A newborn baby can suffer from oxygen deprivation for reasons including a blocked airway and a long or difficult delivery, but no matter the cause, this oxygen deprivation can lead to numerous grave problems, such as impaired mobility or cerebral palsy. Interestingly, these problems seem to preferentially arise in males, as male children have a harder time recovering from oxygen deprivation than female children do.

Social status determined by genetics

Imagine a corporation in which the CEO expresses one set of genes and assembly line workers express a completely different set of genes. All employees are born with the same genetic composition, but the genes they express determine their labor role, status in the corporation and quality of life. If the CEO passes away, assembly line workers can adapt to express the “CEO-specific genes” in hopes of assuming the role of CEO.

Acoustic circulator stops sound reversal

When Baltimore residents think of a circulator, their minds probably jump to buses moving through the Inner Harbor. When Austin residents think of a circulator, they may think of something a bit more high tech. Scientists at the University of Texas at Austin recently developed an acoustic circulator that acts like one-way glass for sound.

Epilespy drug may fight obesity-linked disease

Obesity levels in the United States have steadily increased in recent years. Public media has drawn attention to the growth of this condition often describing obesity as a national epidemic. Medically, obesity is classified as a condition in which an individual’s body mass index (BMI), a quantity calculated by dividing the weight in kilograms by the square of the height, exceeds 30. Obesity increases the probability of developing other conditions including cancer and fatty liver disease.
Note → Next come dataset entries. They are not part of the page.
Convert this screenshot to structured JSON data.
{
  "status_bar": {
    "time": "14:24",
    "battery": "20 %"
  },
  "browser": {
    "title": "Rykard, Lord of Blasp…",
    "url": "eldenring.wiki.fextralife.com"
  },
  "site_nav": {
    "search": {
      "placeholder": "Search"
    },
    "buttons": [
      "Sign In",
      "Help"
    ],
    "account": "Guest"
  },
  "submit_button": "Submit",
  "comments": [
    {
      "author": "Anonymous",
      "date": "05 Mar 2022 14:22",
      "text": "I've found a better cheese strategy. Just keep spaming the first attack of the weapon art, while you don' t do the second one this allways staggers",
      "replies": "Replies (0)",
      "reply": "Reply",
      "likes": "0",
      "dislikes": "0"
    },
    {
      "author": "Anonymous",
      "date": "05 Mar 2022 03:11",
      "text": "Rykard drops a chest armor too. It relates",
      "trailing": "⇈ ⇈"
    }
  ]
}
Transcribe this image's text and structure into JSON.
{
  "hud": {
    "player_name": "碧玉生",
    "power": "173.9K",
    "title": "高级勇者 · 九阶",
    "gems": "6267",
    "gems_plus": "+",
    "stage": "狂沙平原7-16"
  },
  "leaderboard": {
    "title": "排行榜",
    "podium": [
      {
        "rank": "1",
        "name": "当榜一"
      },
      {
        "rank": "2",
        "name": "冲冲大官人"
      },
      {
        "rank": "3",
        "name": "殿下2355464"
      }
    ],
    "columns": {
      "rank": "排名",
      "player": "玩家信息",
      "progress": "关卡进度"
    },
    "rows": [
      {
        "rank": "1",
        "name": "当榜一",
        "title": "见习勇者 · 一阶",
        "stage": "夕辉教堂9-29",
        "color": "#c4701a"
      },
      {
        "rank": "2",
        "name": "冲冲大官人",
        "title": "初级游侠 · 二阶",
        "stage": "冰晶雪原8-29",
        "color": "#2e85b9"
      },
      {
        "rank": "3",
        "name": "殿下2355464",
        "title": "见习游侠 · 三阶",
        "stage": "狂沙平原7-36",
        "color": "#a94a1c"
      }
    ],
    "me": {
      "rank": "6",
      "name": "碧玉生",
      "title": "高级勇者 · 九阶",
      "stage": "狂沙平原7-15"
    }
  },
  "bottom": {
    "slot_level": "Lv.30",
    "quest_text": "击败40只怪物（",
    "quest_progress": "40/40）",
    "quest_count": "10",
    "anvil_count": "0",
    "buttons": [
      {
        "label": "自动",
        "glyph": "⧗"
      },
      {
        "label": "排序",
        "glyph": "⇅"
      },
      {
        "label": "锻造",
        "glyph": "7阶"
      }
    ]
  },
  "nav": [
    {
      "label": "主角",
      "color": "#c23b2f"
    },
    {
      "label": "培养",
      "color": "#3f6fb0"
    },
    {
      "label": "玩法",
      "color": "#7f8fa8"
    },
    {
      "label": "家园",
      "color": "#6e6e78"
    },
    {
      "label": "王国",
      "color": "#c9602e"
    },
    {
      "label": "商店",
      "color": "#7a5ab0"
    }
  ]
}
While some of these obesity-linked ailments are incurable, researchers at Hopkins have found a drug that can combat one of them. The Hopkins research team discovered that a common medicine for epilepsy can be used to alleviate fatty liver disease.

Benefits of consuming cow milk are highly overrated

“Buy six gallons of milk, get the seventh free!” A massive banner draped across the refrigerated aisle promotes the bone-building qualities of a hearty glass of American-made milk. If you think these advertisements are a bit excessive for one grocery store trip you’d be in agreement with Walter Willet, a Harvard University nutritionist who’s got a bone to pick with the dairy industry.

Campfires served as social hubs for early humans

Picture yourself as a human 300,000 years ago. You are huddled inside a cave with friends, and there is a hunting party around a burning hearth. As you cut up the afternoon’s catch with a newly crafted stone tool, you chat — in whatever communication methods available — about your day. You lean over and whisper to your neighbor about the herd of deer you saw earlier roaming the mountains where you normally hunt. Your friend then suggests to the group that you all fight away the other people threatening to take your hunting spot.

Changing climate is killing baby penguins

It is not large mammals nor hungry creatures that stand as the Magellanic penguin’s biggest predator: It is climate change. A recent study conducted by Dee Boersma at the University of Washington claims that changing weather patterns are threatening the chicks of this penguin species.